Background and purpose: The tumor cell defense response to ionizing radiation involves a temporary arrest at the cell cycle G(2) checkpoint, which is activated by a signaling cascade initiated by the ATM kinase response to DNA damage, ultimately leading to the outcome of further cell survival if the DNA is properly repaired. The inhibitory targeting of the checkpoint kinase signaling elicited by ATM may define a biologically based strategy to override the G(2) phase delay that prevents mitotic entry after DNA damage, thereby increasing the probability of mitotic cell death following exposure to ionizing radiation.
Materials and methods: Breast carcinoma cell lines with intact or defective function of the tumor-suppressor protein BRCA1 were exposed to ionizing radiation in the absence or presence of a specific inhibitor (UCN-01) of the checkpoint kinase CHK1, and the response profiles of cell cycle distribution and G(2) phase regulatory factors, as well as the efficiency of clonogenic regrowth, were analyzed.
Results: The radiation-induced G(2) phase accumulation was preceded by a transient down-regulation of the G(2) phase-specific polo-like kinase-1 and cyclin B1, which required intact function of both BRCA1 and CHK1. The concomitant treatment with UCN-01 seemed to amplify the cytotoxic effect of ionizing radiation on clonogenic regrowth.
Conclusion: The effector mechanism of DNA damage on cell cycle gene regulation signals through the checkpoint kinase network.
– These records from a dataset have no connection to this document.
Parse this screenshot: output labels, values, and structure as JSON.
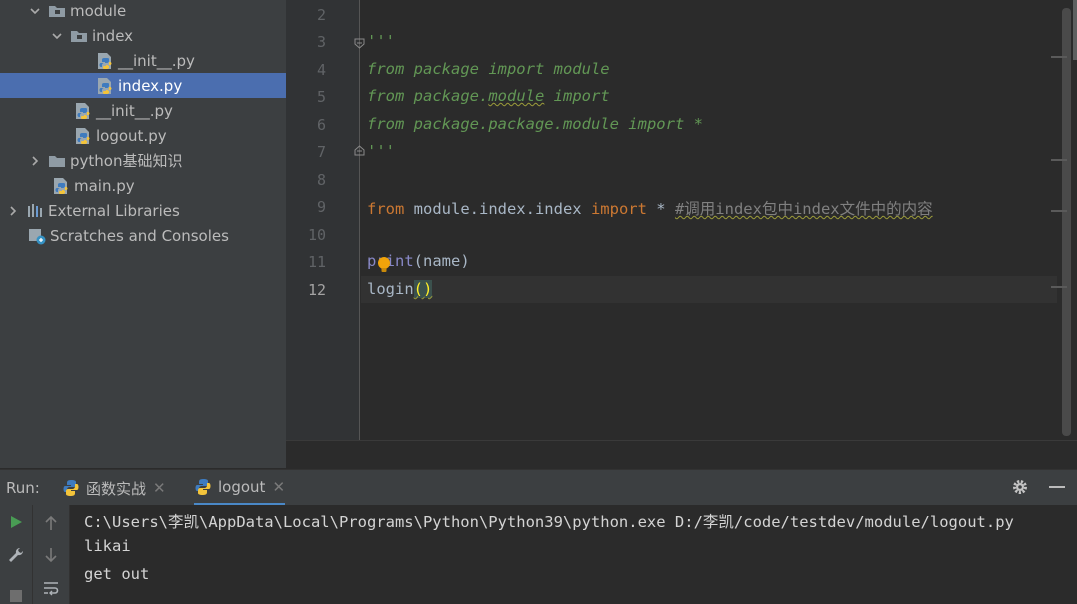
{
  "project_tree": {
    "items": [
      {
        "label": "module",
        "icon": "folder-icon",
        "expanded": true
      },
      {
        "label": "index",
        "icon": "folder-icon",
        "expanded": true
      },
      {
        "label": "__init__.py",
        "icon": "python-file-icon"
      },
      {
        "label": "index.py",
        "icon": "python-file-icon",
        "selected": true
      },
      {
        "label": "__init__.py",
        "icon": "python-file-icon"
      },
      {
        "label": "logout.py",
        "icon": "python-file-icon"
      },
      {
        "label": "python基础知识",
        "icon": "folder-icon",
        "expanded": false
      },
      {
        "label": "main.py",
        "icon": "python-file-icon"
      },
      {
        "label": "External Libraries",
        "icon": "libraries-icon",
        "expanded": false
      },
      {
        "label": "Scratches and Consoles",
        "icon": "scratches-icon"
      }
    ]
  },
  "editor": {
    "line_numbers": [
      "2",
      "3",
      "4",
      "5",
      "6",
      "7",
      "8",
      "9",
      "10",
      "11",
      "12"
    ],
    "current_line": "12",
    "code": {
      "l3": "'''",
      "l4_a": "from package import ",
      "l4_b": "module",
      "l5_a": "from package.",
      "l5_b": "module",
      "l5_c": " import",
      "l6": "from package.package.module import *",
      "l7": "'''",
      "l9_from": "from",
      "l9_mod": " module.index.index ",
      "l9_import": "import",
      "l9_star": " * ",
      "l9_comment": "#调用index包中index文件中的内容",
      "l11_a": "pr",
      "l11_b": "int",
      "l11_c": "(name)",
      "l12_a": "login",
      "l12_b": "()"
    }
  },
  "run_panel": {
    "label": "Run:",
    "tabs": [
      {
        "label": "函数实战",
        "icon": "python-icon",
        "active": false
      },
      {
        "label": "logout",
        "icon": "python-icon",
        "active": true
      }
    ],
    "output": [
      "C:\\Users\\李凯\\AppData\\Local\\Programs\\Python\\Python39\\python.exe D:/李凯/code/testdev/module/logout.py",
      "likai",
      "get out"
    ]
  },
  "colors": {
    "tree_bg": "#3c3f41",
    "selection": "#4b6eaf",
    "editor_bg": "#2b2b2b",
    "keyword": "#cc7832",
    "comment": "#629755",
    "builtin": "#8888c6"
  }
}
Among molecular cell cycle-targeted drugs currently in pipeline for testing in early phase clinical trials, CHK1 inhibitors may have therapeutic potential as radiosensitizers.